AIM OF THE TASK
From the first line to the last, please print the entries exactly, omitting pictures.

(Data excerpts)
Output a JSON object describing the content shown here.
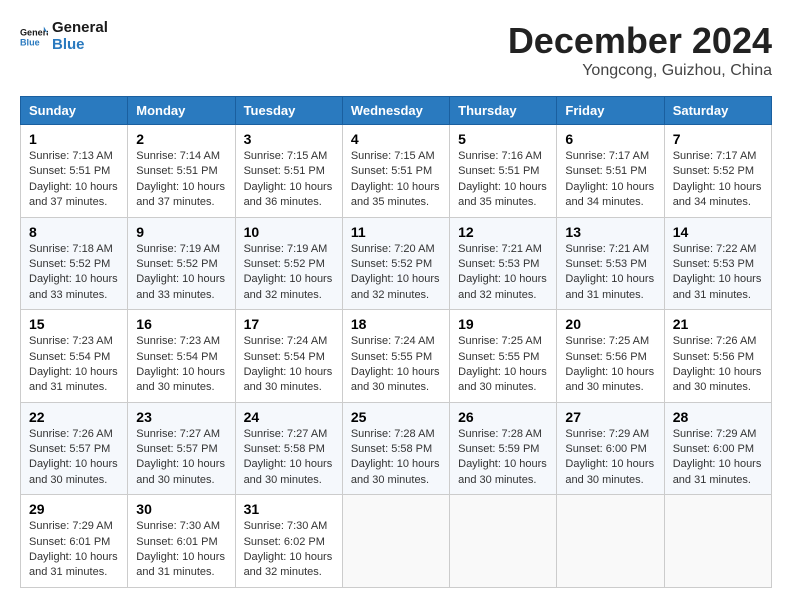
{
  "header": {
    "logo_general": "General",
    "logo_blue": "Blue",
    "month": "December 2024",
    "location": "Yongcong, Guizhou, China"
  },
  "weekdays": [
    "Sunday",
    "Monday",
    "Tuesday",
    "Wednesday",
    "Thursday",
    "Friday",
    "Saturday"
  ],
  "weeks": [
    [
      {
        "day": "1",
        "sunrise": "7:13 AM",
        "sunset": "5:51 PM",
        "daylight": "10 hours and 37 minutes."
      },
      {
        "day": "2",
        "sunrise": "7:14 AM",
        "sunset": "5:51 PM",
        "daylight": "10 hours and 37 minutes."
      },
      {
        "day": "3",
        "sunrise": "7:15 AM",
        "sunset": "5:51 PM",
        "daylight": "10 hours and 36 minutes."
      },
      {
        "day": "4",
        "sunrise": "7:15 AM",
        "sunset": "5:51 PM",
        "daylight": "10 hours and 35 minutes."
      },
      {
        "day": "5",
        "sunrise": "7:16 AM",
        "sunset": "5:51 PM",
        "daylight": "10 hours and 35 minutes."
      },
      {
        "day": "6",
        "sunrise": "7:17 AM",
        "sunset": "5:51 PM",
        "daylight": "10 hours and 34 minutes."
      },
      {
        "day": "7",
        "sunrise": "7:17 AM",
        "sunset": "5:52 PM",
        "daylight": "10 hours and 34 minutes."
      }
    ],
    [
      {
        "day": "8",
        "sunrise": "7:18 AM",
        "sunset": "5:52 PM",
        "daylight": "10 hours and 33 minutes."
      },
      {
        "day": "9",
        "sunrise": "7:19 AM",
        "sunset": "5:52 PM",
        "daylight": "10 hours and 33 minutes."
      },
      {
        "day": "10",
        "sunrise": "7:19 AM",
        "sunset": "5:52 PM",
        "daylight": "10 hours and 32 minutes."
      },
      {
        "day": "11",
        "sunrise": "7:20 AM",
        "sunset": "5:52 PM",
        "daylight": "10 hours and 32 minutes."
      },
      {
        "day": "12",
        "sunrise": "7:21 AM",
        "sunset": "5:53 PM",
        "daylight": "10 hours and 32 minutes."
      },
      {
        "day": "13",
        "sunrise": "7:21 AM",
        "sunset": "5:53 PM",
        "daylight": "10 hours and 31 minutes."
      },
      {
        "day": "14",
        "sunrise": "7:22 AM",
        "sunset": "5:53 PM",
        "daylight": "10 hours and 31 minutes."
      }
    ],
    [
      {
        "day": "15",
        "sunrise": "7:23 AM",
        "sunset": "5:54 PM",
        "daylight": "10 hours and 31 minutes."
      },
      {
        "day": "16",
        "sunrise": "7:23 AM",
        "sunset": "5:54 PM",
        "daylight": "10 hours and 30 minutes."
      },
      {
        "day": "17",
        "sunrise": "7:24 AM",
        "sunset": "5:54 PM",
        "daylight": "10 hours and 30 minutes."
      },
      {
        "day": "18",
        "sunrise": "7:24 AM",
        "sunset": "5:55 PM",
        "daylight": "10 hours and 30 minutes."
      },
      {
        "day": "19",
        "sunrise": "7:25 AM",
        "sunset": "5:55 PM",
        "daylight": "10 hours and 30 minutes."
      },
      {
        "day": "20",
        "sunrise": "7:25 AM",
        "sunset": "5:56 PM",
        "daylight": "10 hours and 30 minutes."
      },
      {
        "day": "21",
        "sunrise": "7:26 AM",
        "sunset": "5:56 PM",
        "daylight": "10 hours and 30 minutes."
      }
    ],
    [
      {
        "day": "22",
        "sunrise": "7:26 AM",
        "sunset": "5:57 PM",
        "daylight": "10 hours and 30 minutes."
      },
      {
        "day": "23",
        "sunrise": "7:27 AM",
        "sunset": "5:57 PM",
        "daylight": "10 hours and 30 minutes."
      },
      {
        "day": "24",
        "sunrise": "7:27 AM",
        "sunset": "5:58 PM",
        "daylight": "10 hours and 30 minutes."
      },
      {
        "day": "25",
        "sunrise": "7:28 AM",
        "sunset": "5:58 PM",
        "daylight": "10 hours and 30 minutes."
      },
      {
        "day": "26",
        "sunrise": "7:28 AM",
        "sunset": "5:59 PM",
        "daylight": "10 hours and 30 minutes."
      },
      {
        "day": "27",
        "sunrise": "7:29 AM",
        "sunset": "6:00 PM",
        "daylight": "10 hours and 30 minutes."
      },
      {
        "day": "28",
        "sunrise": "7:29 AM",
        "sunset": "6:00 PM",
        "daylight": "10 hours and 31 minutes."
      }
    ],
    [
      {
        "day": "29",
        "sunrise": "7:29 AM",
        "sunset": "6:01 PM",
        "daylight": "10 hours and 31 minutes."
      },
      {
        "day": "30",
        "sunrise": "7:30 AM",
        "sunset": "6:01 PM",
        "daylight": "10 hours and 31 minutes."
      },
      {
        "day": "31",
        "sunrise": "7:30 AM",
        "sunset": "6:02 PM",
        "daylight": "10 hours and 32 minutes."
      },
      null,
      null,
      null,
      null
    ]
  ]
}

EXERCISE OUTPUT
Output a JSON object describing the content shown here.
{
  "header": {
    "logo_general": "General",
    "logo_blue": "Blue",
    "month": "December 2024",
    "location": "Yongcong, Guizhou, China"
  },
  "weekdays": [
    "Sunday",
    "Monday",
    "Tuesday",
    "Wednesday",
    "Thursday",
    "Friday",
    "Saturday"
  ],
  "weeks": [
    [
      {
        "day": "1",
        "sunrise": "7:13 AM",
        "sunset": "5:51 PM",
        "daylight": "10 hours and 37 minutes."
      },
      {
        "day": "2",
        "sunrise": "7:14 AM",
        "sunset": "5:51 PM",
        "daylight": "10 hours and 37 minutes."
      },
      {
        "day": "3",
        "sunrise": "7:15 AM",
        "sunset": "5:51 PM",
        "daylight": "10 hours and 36 minutes."
      },
      {
        "day": "4",
        "sunrise": "7:15 AM",
        "sunset": "5:51 PM",
        "daylight": "10 hours and 35 minutes."
      },
      {
        "day": "5",
        "sunrise": "7:16 AM",
        "sunset": "5:51 PM",
        "daylight": "10 hours and 35 minutes."
      },
      {
        "day": "6",
        "sunrise": "7:17 AM",
        "sunset": "5:51 PM",
        "daylight": "10 hours and 34 minutes."
      },
      {
        "day": "7",
        "sunrise": "7:17 AM",
        "sunset": "5:52 PM",
        "daylight": "10 hours and 34 minutes."
      }
    ],
    [
      {
        "day": "8",
        "sunrise": "7:18 AM",
        "sunset": "5:52 PM",
        "daylight": "10 hours and 33 minutes."
      },
      {
        "day": "9",
        "sunrise": "7:19 AM",
        "sunset": "5:52 PM",
        "daylight": "10 hours and 33 minutes."
      },
      {
        "day": "10",
        "sunrise": "7:19 AM",
        "sunset": "5:52 PM",
        "daylight": "10 hours and 32 minutes."
      },
      {
        "day": "11",
        "sunrise": "7:20 AM",
        "sunset": "5:52 PM",
        "daylight": "10 hours and 32 minutes."
      },
      {
        "day": "12",
        "sunrise": "7:21 AM",
        "sunset": "5:53 PM",
        "daylight": "10 hours and 32 minutes."
      },
      {
        "day": "13",
        "sunrise": "7:21 AM",
        "sunset": "5:53 PM",
        "daylight": "10 hours and 31 minutes."
      },
      {
        "day": "14",
        "sunrise": "7:22 AM",
        "sunset": "5:53 PM",
        "daylight": "10 hours and 31 minutes."
      }
    ],
    [
      {
        "day": "15",
        "sunrise": "7:23 AM",
        "sunset": "5:54 PM",
        "daylight": "10 hours and 31 minutes."
      },
      {
        "day": "16",
        "sunrise": "7:23 AM",
        "sunset": "5:54 PM",
        "daylight": "10 hours and 30 minutes."
      },
      {
        "day": "17",
        "sunrise": "7:24 AM",
        "sunset": "5:54 PM",
        "daylight": "10 hours and 30 minutes."
      },
      {
        "day": "18",
        "sunrise": "7:24 AM",
        "sunset": "5:55 PM",
        "daylight": "10 hours and 30 minutes."
      },
      {
        "day": "19",
        "sunrise": "7:25 AM",
        "sunset": "5:55 PM",
        "daylight": "10 hours and 30 minutes."
      },
      {
        "day": "20",
        "sunrise": "7:25 AM",
        "sunset": "5:56 PM",
        "daylight": "10 hours and 30 minutes."
      },
      {
        "day": "21",
        "sunrise": "7:26 AM",
        "sunset": "5:56 PM",
        "daylight": "10 hours and 30 minutes."
      }
    ],
    [
      {
        "day": "22",
        "sunrise": "7:26 AM",
        "sunset": "5:57 PM",
        "daylight": "10 hours and 30 minutes."
      },
      {
        "day": "23",
        "sunrise": "7:27 AM",
        "sunset": "5:57 PM",
        "daylight": "10 hours and 30 minutes."
      },
      {
        "day": "24",
        "sunrise": "7:27 AM",
        "sunset": "5:58 PM",
        "daylight": "10 hours and 30 minutes."
      },
      {
        "day": "25",
        "sunrise": "7:28 AM",
        "sunset": "5:58 PM",
        "daylight": "10 hours and 30 minutes."
      },
      {
        "day": "26",
        "sunrise": "7:28 AM",
        "sunset": "5:59 PM",
        "daylight": "10 hours and 30 minutes."
      },
      {
        "day": "27",
        "sunrise": "7:29 AM",
        "sunset": "6:00 PM",
        "daylight": "10 hours and 30 minutes."
      },
      {
        "day": "28",
        "sunrise": "7:29 AM",
        "sunset": "6:00 PM",
        "daylight": "10 hours and 31 minutes."
      }
    ],
    [
      {
        "day": "29",
        "sunrise": "7:29 AM",
        "sunset": "6:01 PM",
        "daylight": "10 hours and 31 minutes."
      },
      {
        "day": "30",
        "sunrise": "7:30 AM",
        "sunset": "6:01 PM",
        "daylight": "10 hours and 31 minutes."
      },
      {
        "day": "31",
        "sunrise": "7:30 AM",
        "sunset": "6:02 PM",
        "daylight": "10 hours and 32 minutes."
      },
      null,
      null,
      null,
      null
    ]
  ]
}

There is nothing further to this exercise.